- TRY IT -
When a line in the listing below contains the word "precache", return a copy of that line.

- DATASET ENTRIES -
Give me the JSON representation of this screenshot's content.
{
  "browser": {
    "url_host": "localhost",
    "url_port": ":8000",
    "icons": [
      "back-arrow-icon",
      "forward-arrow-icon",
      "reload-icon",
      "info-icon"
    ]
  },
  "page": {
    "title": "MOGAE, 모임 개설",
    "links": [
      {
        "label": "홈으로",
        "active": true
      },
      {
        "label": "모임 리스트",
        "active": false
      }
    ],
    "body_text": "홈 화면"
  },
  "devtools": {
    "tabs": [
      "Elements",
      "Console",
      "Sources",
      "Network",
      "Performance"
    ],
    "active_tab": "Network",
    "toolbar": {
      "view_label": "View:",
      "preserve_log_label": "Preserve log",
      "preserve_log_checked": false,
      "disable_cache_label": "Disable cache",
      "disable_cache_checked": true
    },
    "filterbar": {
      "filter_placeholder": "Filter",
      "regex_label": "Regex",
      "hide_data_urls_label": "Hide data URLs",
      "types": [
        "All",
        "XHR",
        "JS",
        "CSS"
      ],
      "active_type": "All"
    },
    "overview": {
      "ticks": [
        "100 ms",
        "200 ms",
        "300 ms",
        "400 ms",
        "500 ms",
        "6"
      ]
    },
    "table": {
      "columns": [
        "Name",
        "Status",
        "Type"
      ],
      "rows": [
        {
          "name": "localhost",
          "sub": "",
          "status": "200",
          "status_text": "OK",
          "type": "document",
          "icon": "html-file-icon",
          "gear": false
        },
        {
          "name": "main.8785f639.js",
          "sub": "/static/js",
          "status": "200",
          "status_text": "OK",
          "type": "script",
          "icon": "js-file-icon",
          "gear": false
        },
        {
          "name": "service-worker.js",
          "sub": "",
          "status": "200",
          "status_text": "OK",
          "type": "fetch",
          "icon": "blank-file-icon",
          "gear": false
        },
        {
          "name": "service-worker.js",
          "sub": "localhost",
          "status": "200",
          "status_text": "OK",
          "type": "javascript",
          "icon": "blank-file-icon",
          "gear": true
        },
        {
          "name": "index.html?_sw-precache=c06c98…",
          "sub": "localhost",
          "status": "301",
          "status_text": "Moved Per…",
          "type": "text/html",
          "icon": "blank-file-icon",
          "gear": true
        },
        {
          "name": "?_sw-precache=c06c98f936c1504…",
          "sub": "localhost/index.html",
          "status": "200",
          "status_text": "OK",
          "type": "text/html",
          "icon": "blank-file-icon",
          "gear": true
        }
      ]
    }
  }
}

- REPLY -
          "name": "index.html?_sw-precache=c06c98…",
          "name": "?_sw-precache=c06c98f936c1504…",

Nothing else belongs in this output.